• **Exercise data**:
————————

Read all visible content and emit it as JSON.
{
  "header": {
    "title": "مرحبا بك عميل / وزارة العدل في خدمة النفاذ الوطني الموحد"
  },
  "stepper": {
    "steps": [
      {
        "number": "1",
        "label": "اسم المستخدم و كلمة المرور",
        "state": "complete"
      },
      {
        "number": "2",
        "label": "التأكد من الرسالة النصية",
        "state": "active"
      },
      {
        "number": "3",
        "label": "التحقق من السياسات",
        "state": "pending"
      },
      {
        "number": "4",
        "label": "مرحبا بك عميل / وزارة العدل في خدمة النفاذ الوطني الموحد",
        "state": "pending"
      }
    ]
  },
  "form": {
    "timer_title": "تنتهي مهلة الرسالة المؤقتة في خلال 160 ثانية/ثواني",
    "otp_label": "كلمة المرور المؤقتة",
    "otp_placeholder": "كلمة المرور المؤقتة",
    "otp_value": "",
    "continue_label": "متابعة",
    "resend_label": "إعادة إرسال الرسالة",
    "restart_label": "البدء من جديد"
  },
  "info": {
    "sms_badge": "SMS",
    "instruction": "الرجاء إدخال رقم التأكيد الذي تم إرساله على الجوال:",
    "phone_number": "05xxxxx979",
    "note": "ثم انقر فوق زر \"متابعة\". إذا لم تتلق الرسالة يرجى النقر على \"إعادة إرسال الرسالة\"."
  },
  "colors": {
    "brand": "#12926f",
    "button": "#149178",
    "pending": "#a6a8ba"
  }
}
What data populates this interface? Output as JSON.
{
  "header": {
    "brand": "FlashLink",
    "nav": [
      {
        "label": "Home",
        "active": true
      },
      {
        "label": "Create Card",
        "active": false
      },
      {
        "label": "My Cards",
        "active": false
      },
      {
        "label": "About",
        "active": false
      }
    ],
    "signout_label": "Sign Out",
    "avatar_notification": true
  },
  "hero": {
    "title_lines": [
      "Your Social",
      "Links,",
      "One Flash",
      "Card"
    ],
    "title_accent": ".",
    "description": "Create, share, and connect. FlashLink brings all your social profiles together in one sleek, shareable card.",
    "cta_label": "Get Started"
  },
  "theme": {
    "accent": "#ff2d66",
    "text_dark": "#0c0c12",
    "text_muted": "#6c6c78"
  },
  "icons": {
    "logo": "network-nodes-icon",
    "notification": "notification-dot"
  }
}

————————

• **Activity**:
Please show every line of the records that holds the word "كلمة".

• **Result**:
        "label": "اسم المستخدم و كلمة المرور",
    "otp_label": "كلمة المرور المؤقتة",
    "otp_placeholder": "كلمة المرور المؤقتة",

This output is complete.